Task to complete: Render every entry verbatim.

Extracted records:
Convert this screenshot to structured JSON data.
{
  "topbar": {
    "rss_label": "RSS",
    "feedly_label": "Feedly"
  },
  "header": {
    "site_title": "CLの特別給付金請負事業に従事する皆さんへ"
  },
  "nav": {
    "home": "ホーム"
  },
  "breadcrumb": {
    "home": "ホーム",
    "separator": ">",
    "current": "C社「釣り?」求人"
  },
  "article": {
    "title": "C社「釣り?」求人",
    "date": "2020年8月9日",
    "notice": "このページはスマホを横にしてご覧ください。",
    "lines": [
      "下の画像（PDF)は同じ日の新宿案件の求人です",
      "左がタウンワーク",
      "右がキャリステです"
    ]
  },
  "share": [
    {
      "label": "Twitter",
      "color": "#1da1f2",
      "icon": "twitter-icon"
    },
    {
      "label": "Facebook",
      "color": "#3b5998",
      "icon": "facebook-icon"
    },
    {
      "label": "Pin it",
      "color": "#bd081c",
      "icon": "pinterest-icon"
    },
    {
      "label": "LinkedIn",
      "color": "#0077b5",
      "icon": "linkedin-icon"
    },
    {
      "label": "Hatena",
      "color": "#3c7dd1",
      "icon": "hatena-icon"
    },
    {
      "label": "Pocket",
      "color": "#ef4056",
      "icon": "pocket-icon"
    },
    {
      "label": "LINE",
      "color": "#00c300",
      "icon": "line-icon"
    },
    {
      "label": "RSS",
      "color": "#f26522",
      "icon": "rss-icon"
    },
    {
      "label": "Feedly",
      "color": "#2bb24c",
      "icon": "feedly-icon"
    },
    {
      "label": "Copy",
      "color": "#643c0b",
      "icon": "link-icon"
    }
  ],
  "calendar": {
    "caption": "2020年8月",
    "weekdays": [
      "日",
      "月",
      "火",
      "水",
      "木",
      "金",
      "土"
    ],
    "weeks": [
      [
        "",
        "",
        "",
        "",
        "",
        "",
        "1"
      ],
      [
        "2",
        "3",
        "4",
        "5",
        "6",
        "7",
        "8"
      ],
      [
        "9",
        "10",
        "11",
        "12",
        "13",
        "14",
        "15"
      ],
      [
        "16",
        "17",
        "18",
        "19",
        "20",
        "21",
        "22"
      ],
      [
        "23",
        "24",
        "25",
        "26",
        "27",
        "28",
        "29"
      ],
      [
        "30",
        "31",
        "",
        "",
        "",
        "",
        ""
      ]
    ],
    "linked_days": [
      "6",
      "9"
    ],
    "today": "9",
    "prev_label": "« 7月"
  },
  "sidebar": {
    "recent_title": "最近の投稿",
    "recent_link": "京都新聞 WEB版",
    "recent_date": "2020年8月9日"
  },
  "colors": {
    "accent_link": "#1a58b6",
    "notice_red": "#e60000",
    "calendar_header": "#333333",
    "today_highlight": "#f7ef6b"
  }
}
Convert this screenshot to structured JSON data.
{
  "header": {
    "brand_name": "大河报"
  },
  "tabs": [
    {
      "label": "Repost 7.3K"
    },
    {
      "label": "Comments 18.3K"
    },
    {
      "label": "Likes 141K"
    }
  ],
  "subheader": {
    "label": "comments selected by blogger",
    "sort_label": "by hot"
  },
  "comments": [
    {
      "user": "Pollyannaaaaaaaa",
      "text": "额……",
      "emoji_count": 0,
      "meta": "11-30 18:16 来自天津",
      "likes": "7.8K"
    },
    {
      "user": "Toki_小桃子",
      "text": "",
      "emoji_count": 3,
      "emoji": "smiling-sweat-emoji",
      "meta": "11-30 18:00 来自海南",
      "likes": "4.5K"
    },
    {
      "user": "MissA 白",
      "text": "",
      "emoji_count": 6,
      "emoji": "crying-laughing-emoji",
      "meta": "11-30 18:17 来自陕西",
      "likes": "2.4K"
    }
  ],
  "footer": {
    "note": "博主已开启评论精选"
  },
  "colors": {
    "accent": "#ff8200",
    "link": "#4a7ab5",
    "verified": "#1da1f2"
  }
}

Solved exercise:
Convert this screenshot to structured JSON data.
{
  "topbar": {
    "rss_label": "RSS",
    "feedly_label": "Feedly"
  },
  "header": {
    "site_title": "CLの特別給付金請負事業に従事する皆さんへ"
  },
  "nav": {
    "home": "ホーム"
  },
  "breadcrumb": {
    "home": "ホーム",
    "separator": ">",
    "current": "C社「釣り?」求人"
  },
  "article": {
    "title": "C社「釣り?」求人",
    "date": "2020年8月9日",
    "notice": "このページはスマホを横にしてご覧ください。",
    "lines": [
      "下の画像（PDF)は同じ日の新宿案件の求人です",
      "左がタウンワーク",
      "右がキャリステです"
    ]
  },
  "share": [
    {
      "label": "Twitter",
      "color": "#1da1f2",
      "icon": "twitter-icon"
    },
    {
      "label": "Facebook",
      "color": "#3b5998",
      "icon": "facebook-icon"
    },
    {
      "label": "Pin it",
      "color": "#bd081c",
      "icon": "pinterest-icon"
    },
    {
      "label": "LinkedIn",
      "color": "#0077b5",
      "icon": "linkedin-icon"
    },
    {
      "label": "Hatena",
      "color": "#3c7dd1",
      "icon": "hatena-icon"
    },
    {
      "label": "Pocket",
      "color": "#ef4056",
      "icon": "pocket-icon"
    },
    {
      "label": "LINE",
      "color": "#00c300",
      "icon": "line-icon"
    },
    {
      "label": "RSS",
      "color": "#f26522",
      "icon": "rss-icon"
    },
    {
      "label": "Feedly",
      "color": "#2bb24c",
      "icon": "feedly-icon"
    },
    {
      "label": "Copy",
      "color": "#643c0b",
      "icon": "link-icon"
    }
  ],
  "calendar": {
    "caption": "2020年8月",
    "weekdays": [
      "日",
      "月",
      "火",
      "水",
      "木",
      "金",
      "土"
    ],
    "weeks": [
      [
        "",
        "",
        "",
        "",
        "",
        "",
        "1"
      ],
      [
        "2",
        "3",
        "4",
        "5",
        "6",
        "7",
        "8"
      ],
      [
        "9",
        "10",
        "11",
        "12",
        "13",
        "14",
        "15"
      ],
      [
        "16",
        "17",
        "18",
        "19",
        "20",
        "21",
        "22"
      ],
      [
        "23",
        "24",
        "25",
        "26",
        "27",
        "28",
        "29"
      ],
      [
        "30",
        "31",
        "",
        "",
        "",
        "",
        ""
      ]
    ],
    "linked_days": [
      "6",
      "9"
    ],
    "today": "9",
    "prev_label": "« 7月"
  },
  "sidebar": {
    "recent_title": "最近の投稿",
    "recent_link": "京都新聞 WEB版",
    "recent_date": "2020年8月9日"
  },
  "colors": {
    "accent_link": "#1a58b6",
    "notice_red": "#e60000",
    "calendar_header": "#333333",
    "today_highlight": "#f7ef6b"
  }
}
Convert this screenshot to structured JSON data.
{
  "header": {
    "brand_name": "大河报"
  },
  "tabs": [
    {
      "label": "Repost 7.3K"
    },
    {
      "label": "Comments 18.3K"
    },
    {
      "label": "Likes 141K"
    }
  ],
  "subheader": {
    "label": "comments selected by blogger",
    "sort_label": "by hot"
  },
  "comments": [
    {
      "user": "Pollyannaaaaaaaa",
      "text": "额……",
      "emoji_count": 0,
      "meta": "11-30 18:16 来自天津",
      "likes": "7.8K"
    },
    {
      "user": "Toki_小桃子",
      "text": "",
      "emoji_count": 3,
      "emoji": "smiling-sweat-emoji",
      "meta": "11-30 18:00 来自海南",
      "likes": "4.5K"
    },
    {
      "user": "MissA 白",
      "text": "",
      "emoji_count": 6,
      "emoji": "crying-laughing-emoji",
      "meta": "11-30 18:17 来自陕西",
      "likes": "2.4K"
    }
  ],
  "footer": {
    "note": "博主已开启评论精选"
  },
  "colors": {
    "accent": "#ff8200",
    "link": "#4a7ab5",
    "verified": "#1da1f2"
  }
}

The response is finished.